Surfing Arica – More Than Death Slabs?

Arica in northern Chile has a fearsome reputation for hosting Chile’s heaviest wave. El Gringo, is a shallow, heavy, terrifying slab infested with hard-charging locals and bodyboarders. The wave has featured on the WCT and is still part of the WQS roster. 

But as far as a fun surf trip goes, is there more to this town than heavy death slabs? I was intrigued, so I booked a ticket and headed to Arica to find out what the place is actually like. Le’s discover everything you need to know about surfing Arica, from where to stay, and what waves are on offer… 

Area Overview

Water temp/wetsuit needed – 4/3 (boots in winter) 

Types of spots – Rock Slabs and beachies 

Level – Beginner (beachies) Expert (Slabs) 

Crowds – Crowded 

Localism – Unless you’re snaking the top locals at El gringo, localism shouldn’t be an issue. 

Hazards – Shallow reefs, urchins, cold, broken glass, petty crime in the area.  

Best Time of Year to Surf Arica 

Arica faces directly into the pacific and rarely goes flat. During winter, Arica is bombarded with solid, long-period swells almost daily. You won’t wait for the swell to come up here, but likely for it to drop and get less scary. 

Unless you’re a barrel-hungry slab hunter, you’ll probably try to seek the hidden corners and bends in the coastline that dampens the swell and provide something more fun to ride. 

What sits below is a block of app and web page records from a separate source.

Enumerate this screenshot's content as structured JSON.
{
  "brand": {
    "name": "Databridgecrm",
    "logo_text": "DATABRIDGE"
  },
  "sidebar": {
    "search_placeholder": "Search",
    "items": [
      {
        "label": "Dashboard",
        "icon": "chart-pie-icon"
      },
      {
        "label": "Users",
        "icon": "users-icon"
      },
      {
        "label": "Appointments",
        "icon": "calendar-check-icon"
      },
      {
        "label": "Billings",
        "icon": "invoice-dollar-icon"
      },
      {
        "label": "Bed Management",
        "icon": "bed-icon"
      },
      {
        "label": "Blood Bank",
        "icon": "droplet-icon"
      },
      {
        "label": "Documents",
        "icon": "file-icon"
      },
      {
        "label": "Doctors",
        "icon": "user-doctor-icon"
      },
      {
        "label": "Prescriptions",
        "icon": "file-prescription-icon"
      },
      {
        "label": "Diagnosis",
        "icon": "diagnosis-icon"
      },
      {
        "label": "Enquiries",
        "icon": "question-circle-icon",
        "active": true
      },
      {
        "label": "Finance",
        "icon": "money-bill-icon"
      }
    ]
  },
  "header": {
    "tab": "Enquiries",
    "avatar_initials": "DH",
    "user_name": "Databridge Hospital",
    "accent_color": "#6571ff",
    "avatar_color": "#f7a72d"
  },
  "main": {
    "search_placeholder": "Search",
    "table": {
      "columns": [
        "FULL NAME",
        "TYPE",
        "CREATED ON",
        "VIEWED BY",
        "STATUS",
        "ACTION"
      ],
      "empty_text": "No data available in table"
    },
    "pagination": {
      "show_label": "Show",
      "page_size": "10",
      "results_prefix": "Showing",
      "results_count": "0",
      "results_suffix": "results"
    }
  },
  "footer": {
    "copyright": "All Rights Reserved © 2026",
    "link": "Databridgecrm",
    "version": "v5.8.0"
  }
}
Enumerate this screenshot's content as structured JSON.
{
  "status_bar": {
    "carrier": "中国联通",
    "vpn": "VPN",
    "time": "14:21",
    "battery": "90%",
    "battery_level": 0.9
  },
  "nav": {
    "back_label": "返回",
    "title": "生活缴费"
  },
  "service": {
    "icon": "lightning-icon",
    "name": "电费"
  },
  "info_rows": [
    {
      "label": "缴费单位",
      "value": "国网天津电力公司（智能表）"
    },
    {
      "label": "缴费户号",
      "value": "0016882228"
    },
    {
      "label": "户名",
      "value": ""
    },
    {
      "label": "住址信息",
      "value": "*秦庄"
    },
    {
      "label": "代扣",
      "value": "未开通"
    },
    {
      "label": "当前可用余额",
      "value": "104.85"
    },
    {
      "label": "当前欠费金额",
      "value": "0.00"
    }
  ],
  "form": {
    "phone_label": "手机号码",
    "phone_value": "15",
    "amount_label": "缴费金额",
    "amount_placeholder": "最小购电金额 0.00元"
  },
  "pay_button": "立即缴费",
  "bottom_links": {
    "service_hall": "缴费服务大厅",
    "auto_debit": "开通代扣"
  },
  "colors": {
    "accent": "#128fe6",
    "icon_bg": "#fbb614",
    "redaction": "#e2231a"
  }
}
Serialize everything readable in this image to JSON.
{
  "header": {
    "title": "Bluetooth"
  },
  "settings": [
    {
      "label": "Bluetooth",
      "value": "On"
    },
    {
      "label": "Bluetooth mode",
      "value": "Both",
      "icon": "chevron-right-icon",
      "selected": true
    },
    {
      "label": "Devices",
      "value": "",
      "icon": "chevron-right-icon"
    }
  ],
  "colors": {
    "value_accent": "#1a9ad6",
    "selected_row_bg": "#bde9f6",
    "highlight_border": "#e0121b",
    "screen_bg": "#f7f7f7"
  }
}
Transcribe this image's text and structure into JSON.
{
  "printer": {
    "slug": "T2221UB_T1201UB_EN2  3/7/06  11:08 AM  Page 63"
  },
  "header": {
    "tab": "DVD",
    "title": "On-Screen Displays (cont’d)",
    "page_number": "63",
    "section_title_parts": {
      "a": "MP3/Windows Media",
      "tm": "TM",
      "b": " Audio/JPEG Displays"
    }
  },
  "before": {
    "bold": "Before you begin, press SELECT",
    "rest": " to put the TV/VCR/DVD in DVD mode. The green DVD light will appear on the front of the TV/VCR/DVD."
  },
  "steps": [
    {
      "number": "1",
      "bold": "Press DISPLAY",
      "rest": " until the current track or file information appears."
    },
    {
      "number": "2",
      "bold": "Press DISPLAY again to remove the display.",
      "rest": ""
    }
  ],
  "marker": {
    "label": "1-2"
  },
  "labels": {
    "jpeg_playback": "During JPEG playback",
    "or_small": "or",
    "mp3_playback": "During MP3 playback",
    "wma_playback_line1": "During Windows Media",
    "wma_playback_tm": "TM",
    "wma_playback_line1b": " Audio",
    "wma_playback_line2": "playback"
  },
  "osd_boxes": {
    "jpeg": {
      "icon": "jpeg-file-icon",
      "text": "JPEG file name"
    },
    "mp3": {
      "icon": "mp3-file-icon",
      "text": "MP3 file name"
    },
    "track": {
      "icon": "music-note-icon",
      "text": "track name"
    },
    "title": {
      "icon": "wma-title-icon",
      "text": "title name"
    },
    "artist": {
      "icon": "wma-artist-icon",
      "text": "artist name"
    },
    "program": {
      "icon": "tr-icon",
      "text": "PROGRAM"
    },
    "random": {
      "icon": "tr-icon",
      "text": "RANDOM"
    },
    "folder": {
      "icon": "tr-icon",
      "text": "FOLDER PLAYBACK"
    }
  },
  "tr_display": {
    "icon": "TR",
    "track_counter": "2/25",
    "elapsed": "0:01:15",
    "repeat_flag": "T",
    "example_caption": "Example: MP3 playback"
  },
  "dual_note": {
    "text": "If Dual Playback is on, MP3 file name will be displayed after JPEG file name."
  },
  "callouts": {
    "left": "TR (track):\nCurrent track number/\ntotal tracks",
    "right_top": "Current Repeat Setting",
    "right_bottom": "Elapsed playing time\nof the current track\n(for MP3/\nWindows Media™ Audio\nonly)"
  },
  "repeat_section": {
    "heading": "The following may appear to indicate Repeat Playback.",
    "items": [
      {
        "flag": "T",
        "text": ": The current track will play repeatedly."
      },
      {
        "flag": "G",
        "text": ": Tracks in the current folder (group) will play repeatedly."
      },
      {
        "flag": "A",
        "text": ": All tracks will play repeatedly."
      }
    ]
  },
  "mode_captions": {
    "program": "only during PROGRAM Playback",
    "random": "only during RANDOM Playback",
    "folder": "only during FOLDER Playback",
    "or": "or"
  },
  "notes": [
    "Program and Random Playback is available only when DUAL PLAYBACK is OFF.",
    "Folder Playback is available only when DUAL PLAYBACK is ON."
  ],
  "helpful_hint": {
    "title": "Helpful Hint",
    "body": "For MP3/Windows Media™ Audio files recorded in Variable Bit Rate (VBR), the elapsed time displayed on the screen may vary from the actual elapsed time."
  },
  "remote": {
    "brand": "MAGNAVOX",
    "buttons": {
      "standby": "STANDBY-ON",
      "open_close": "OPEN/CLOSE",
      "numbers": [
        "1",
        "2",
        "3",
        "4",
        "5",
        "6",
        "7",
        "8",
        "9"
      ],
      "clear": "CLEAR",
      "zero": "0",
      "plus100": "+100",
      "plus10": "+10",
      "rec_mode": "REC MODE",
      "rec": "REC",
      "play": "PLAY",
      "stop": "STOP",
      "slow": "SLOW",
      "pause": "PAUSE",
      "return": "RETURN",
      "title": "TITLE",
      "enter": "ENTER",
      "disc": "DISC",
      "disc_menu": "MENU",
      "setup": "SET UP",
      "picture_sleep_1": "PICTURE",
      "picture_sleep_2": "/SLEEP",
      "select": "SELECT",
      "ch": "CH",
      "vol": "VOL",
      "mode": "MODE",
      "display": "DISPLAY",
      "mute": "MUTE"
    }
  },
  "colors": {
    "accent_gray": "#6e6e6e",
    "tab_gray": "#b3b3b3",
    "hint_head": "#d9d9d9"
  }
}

What waves are on offer in Arica? 

Arica doesn’t have many different waves on offer. While there are other waves than El Gringo, in my experience, during September 2022, there weren’t many other “fun” waves and seemed the choice was heavy slabs or beginner-friendly beachie. 

I found nothing more than an average left-hander (that only broke on the biggest days) and a handful of more obscure slabs that looked super shallow and too intimidating to put on a cold, wet wetsuit. 

El Gringo – The heavy death slab that put Arica surfing on the map. Heavy, shallow and intimidating packed with local bodyboarders and hard charging locals. 

La Isla – A left hand point that breaks just around the headland from Gringo. Needs large swell and gets super crowded. 

Las Machas – Long stretch of beach break that sometimes provides fun banks. Miles long stretching into Peru. Great for beginners at the southern end. 

Where to stay in Arica? 

There are a handful of large skyscraper-style hotels throughout Arica, and while these huge standalone towers do little for the town’s already poor aesthetic, they do serve as a comfortable, clean, and decent place to stay when traveling and surfing in Arica. 

If you’re more of a budget traveler, a super cool hotel is situated right on the beach of Las Machas. Hostal Willka Kuti is super affordable (around $13usd per night for a dorm) and run by an incredibly helpful family who will go out of their way to help you. 

What’s Arica town actually like? 

Arica is cloaked in grey skies every single morning, then burns off into sunny and blue skies, blowing out the surf in the process. However, the views the lifting greyness unveils certainly aren’t anything to look forward to. 

The town sits on the edge of the Atacama desert, the driest place on the planet, and the landscape is exactly how you’d picture such a place. The town itself is run down, annoyingly busy, and dirty, and walking the streets is picking your way between people, broken glass, and rubbish. 

What’s Arica town actually like? 

Unless you’re a hard-charging slab hunter looking for vision at El Gringo, or a complete beginner, Arica doesn’t offer much in the way of fun easy-to-surf waves. The town is also not the coolest place to hang out and lacks the traveling backpacker-type vibe common in many surf towns throughout Central and South America.

And for this reason, I would skip Arica and head down south to make the most of surfing in Chile. 

Dan Harmon

Dan Harmon

Hello! My name's Dan Harmon and I am a full time content creator and copywriter working freelance as I travel and surf my way around the globe. This blog is where I show you how to do the same.